SCMP Thursday, May 18, 2000


University heads urge transition year


Some university heads have suggested introducing a transition foundation year for sixth-formers if university degrees are extended from three to four years.

As part of an overall reform of the education system, the Education Commission - the Government's think-tank on education policies - has suggested that university programmes be lengthened to four years from 2007. Senior secondary schooling would in turn be shortened to three years from the present four. All students now enter university after seven years of secondary school education. A working group, set up under the commission to study the feasibility of switching to three-year senior secondary schooling, will make recommendations to the Government in 2002.

It will then be decided whether to admit students after both six and seven-year secondary education.
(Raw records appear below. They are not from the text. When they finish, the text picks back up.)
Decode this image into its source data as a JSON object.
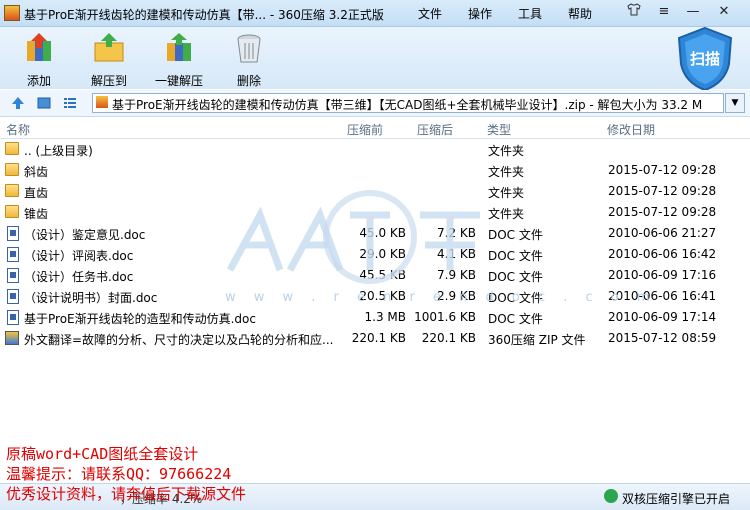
{
  "window": {
    "title": "基于ProE渐开线齿轮的建模和传动仿真【带... - 360压缩 3.2正式版",
    "menu": [
      "文件",
      "操作",
      "工具",
      "帮助"
    ],
    "controls": [
      "shirt-icon",
      "menu-lines-icon",
      "minimize-icon",
      "close-icon"
    ]
  },
  "toolbar": {
    "add": "添加",
    "extract_to": "解压到",
    "one_click_extract": "一键解压",
    "delete": "删除",
    "scan": "扫描"
  },
  "address": {
    "text": "基于ProE渐开线齿轮的建模和传动仿真【带三维】【无CAD图纸+全套机械毕业设计】.zip - 解包大小为 33.2 M"
  },
  "columns": {
    "name": "名称",
    "size": "压缩前",
    "packed": "压缩后",
    "type": "类型",
    "date": "修改日期"
  },
  "files": [
    {
      "icon": "folder-icon",
      "name": ".. (上级目录)",
      "size": "",
      "packed": "",
      "type": "文件夹",
      "date": ""
    },
    {
      "icon": "folder-icon",
      "name": "斜齿",
      "size": "",
      "packed": "",
      "type": "文件夹",
      "date": "2015-07-12 09:28"
    },
    {
      "icon": "folder-icon",
      "name": "直齿",
      "size": "",
      "packed": "",
      "type": "文件夹",
      "date": "2015-07-12 09:28"
    },
    {
      "icon": "folder-icon",
      "name": "锥齿",
      "size": "",
      "packed": "",
      "type": "文件夹",
      "date": "2015-07-12 09:28"
    },
    {
      "icon": "doc-icon",
      "name": "（设计）鉴定意见.doc",
      "size": "45.0 KB",
      "packed": "7.2 KB",
      "type": "DOC 文件",
      "date": "2010-06-06 21:27"
    },
    {
      "icon": "doc-icon",
      "name": "（设计）评阅表.doc",
      "size": "29.0 KB",
      "packed": "4.1 KB",
      "type": "DOC 文件",
      "date": "2010-06-06 16:42"
    },
    {
      "icon": "doc-icon",
      "name": "（设计）任务书.doc",
      "size": "45.5 KB",
      "packed": "7.9 KB",
      "type": "DOC 文件",
      "date": "2010-06-09 17:16"
    },
    {
      "icon": "doc-icon",
      "name": "（设计说明书）封面.doc",
      "size": "20.5 KB",
      "packed": "2.9 KB",
      "type": "DOC 文件",
      "date": "2010-06-06 16:41"
    },
    {
      "icon": "doc-icon",
      "name": "基于ProE渐开线齿轮的造型和传动仿真.doc",
      "size": "1.3 MB",
      "packed": "1001.6 KB",
      "type": "DOC 文件",
      "date": "2010-06-09 17:14"
    },
    {
      "icon": "zip-icon",
      "name": "外文翻译=故障的分析、尺寸的决定以及凸轮的分析和应...",
      "size": "220.1 KB",
      "packed": "220.1 KB",
      "type": "360压缩 ZIP 文件",
      "date": "2015-07-12 08:59"
    }
  ],
  "watermark": {
    "text": "w w w . r e n r e n d o c . c o m"
  },
  "overlay_text": [
    "原稿word+CAD图纸全套设计",
    "温馨提示：请联系QQ：97666224",
    "优秀设计资料，请奔值后下载源文件"
  ],
  "status": {
    "text": "，压缩率 4.2%",
    "right": "双核压缩引擎已开启"
  },
  "colors": {
    "red_text": "#e00000",
    "accent": "#2f86d6"
  }
}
Universities may admit students after both six years and seven years during a transition period - the length of which will not be determined until after the 2002 decision - before degree programmes are extended fully to four years.

The University of Science and Technology and Baptist University agree on the need for a foundation year to enable students completing only six years of secondary school to catch up with the degree programme.

"In the transition, the four-year programme will likely take the shape of a foundation year followed by a three-year programme not too different from the current three-year system so that students admitted from both streams can share classes," Peter Dobson, the University of Science and Technology's associate vice-president for academic affairs, said in a letter to the Heads of Universities Committee. His views are shared by Baptist University president Dr Daniel Tse Chi-wai.

Dr Tse said in his letter to the committee: "For students coming out of senior secondary three [sixth form], the AS [Advanced Supplementary] level results should be the norm for admission to a foundation year which the university will design."

He said the university wanted to design a new curriculum to cater to the two batches of students.

Chairman of the Subsidised Secondary Schools Council Stephen Hui Chim-yim said: "As secondary school heads, we are only concerned if students will be taught something new in the foundation year or if it is just similar to Secondary Seven."

Cheung Man-kwong, the legislator representing the education sector, said: "It doesn't matter whether the universities are calling it the first year or the foundation year. It only matters what universities are teaching the students."